:: What you need to do ::
Scan the entries below for the word "legend". Copy out every line in which it occurs.

:: Data provided ::
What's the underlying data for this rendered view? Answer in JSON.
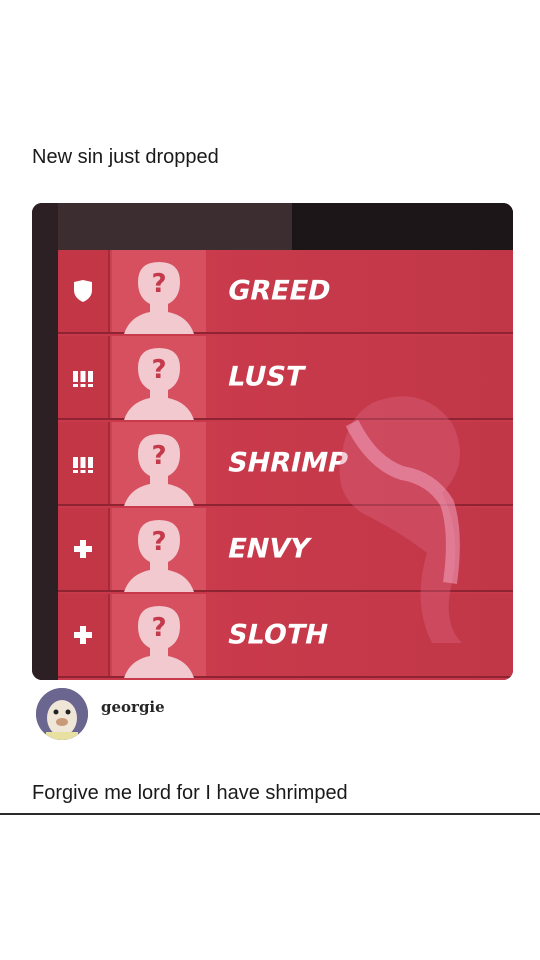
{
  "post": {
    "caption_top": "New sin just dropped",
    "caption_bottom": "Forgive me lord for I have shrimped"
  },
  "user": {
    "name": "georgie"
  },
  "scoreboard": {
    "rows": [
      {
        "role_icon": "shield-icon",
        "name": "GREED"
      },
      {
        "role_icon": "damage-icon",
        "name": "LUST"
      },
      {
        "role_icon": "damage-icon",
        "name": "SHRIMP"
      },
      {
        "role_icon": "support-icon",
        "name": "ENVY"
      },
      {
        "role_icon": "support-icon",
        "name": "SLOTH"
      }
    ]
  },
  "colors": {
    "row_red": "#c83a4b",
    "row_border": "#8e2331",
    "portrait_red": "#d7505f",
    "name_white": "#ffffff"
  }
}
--
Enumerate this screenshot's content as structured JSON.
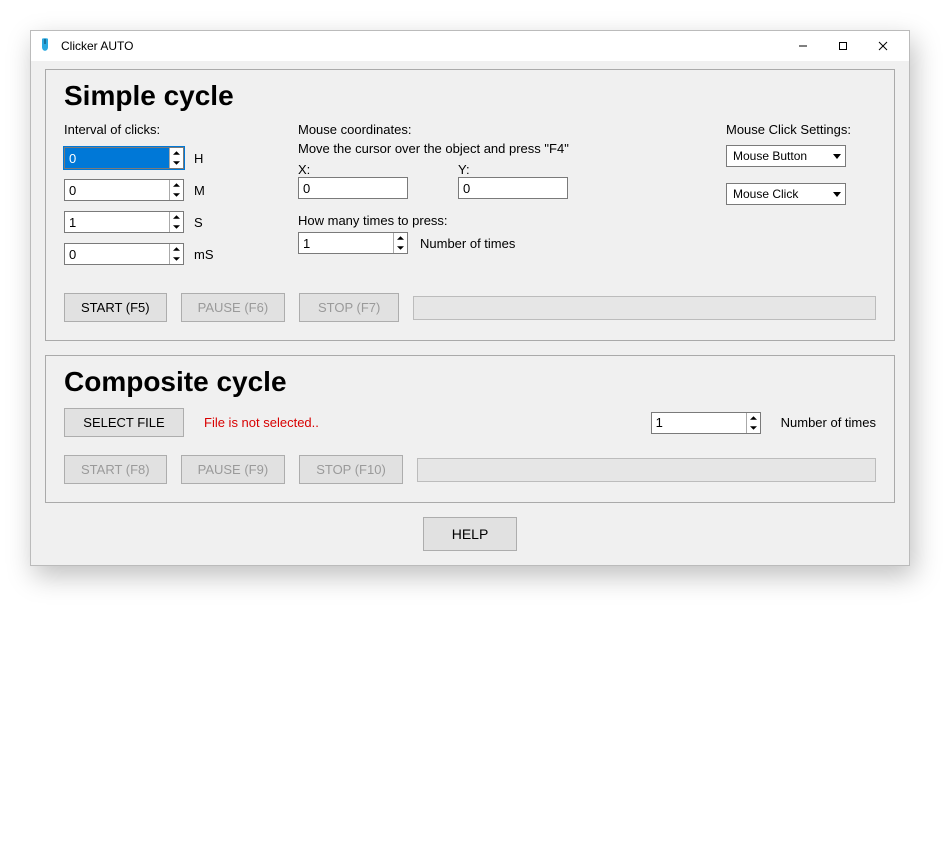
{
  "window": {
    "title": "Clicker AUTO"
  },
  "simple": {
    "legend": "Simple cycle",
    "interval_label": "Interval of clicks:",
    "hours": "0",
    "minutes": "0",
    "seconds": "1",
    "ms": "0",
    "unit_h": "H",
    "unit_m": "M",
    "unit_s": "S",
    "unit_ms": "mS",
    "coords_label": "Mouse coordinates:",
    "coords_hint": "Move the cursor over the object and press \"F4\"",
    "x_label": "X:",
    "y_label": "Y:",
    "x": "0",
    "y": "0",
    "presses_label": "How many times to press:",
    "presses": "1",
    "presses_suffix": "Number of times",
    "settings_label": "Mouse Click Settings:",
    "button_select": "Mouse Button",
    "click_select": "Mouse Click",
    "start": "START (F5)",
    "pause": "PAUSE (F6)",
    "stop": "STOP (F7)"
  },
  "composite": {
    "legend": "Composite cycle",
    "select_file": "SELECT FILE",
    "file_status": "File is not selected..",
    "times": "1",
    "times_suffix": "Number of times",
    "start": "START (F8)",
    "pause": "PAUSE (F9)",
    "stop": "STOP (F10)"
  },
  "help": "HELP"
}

:: Exercise output ::
    "legend": "Simple cycle",
    "legend": "Composite cycle",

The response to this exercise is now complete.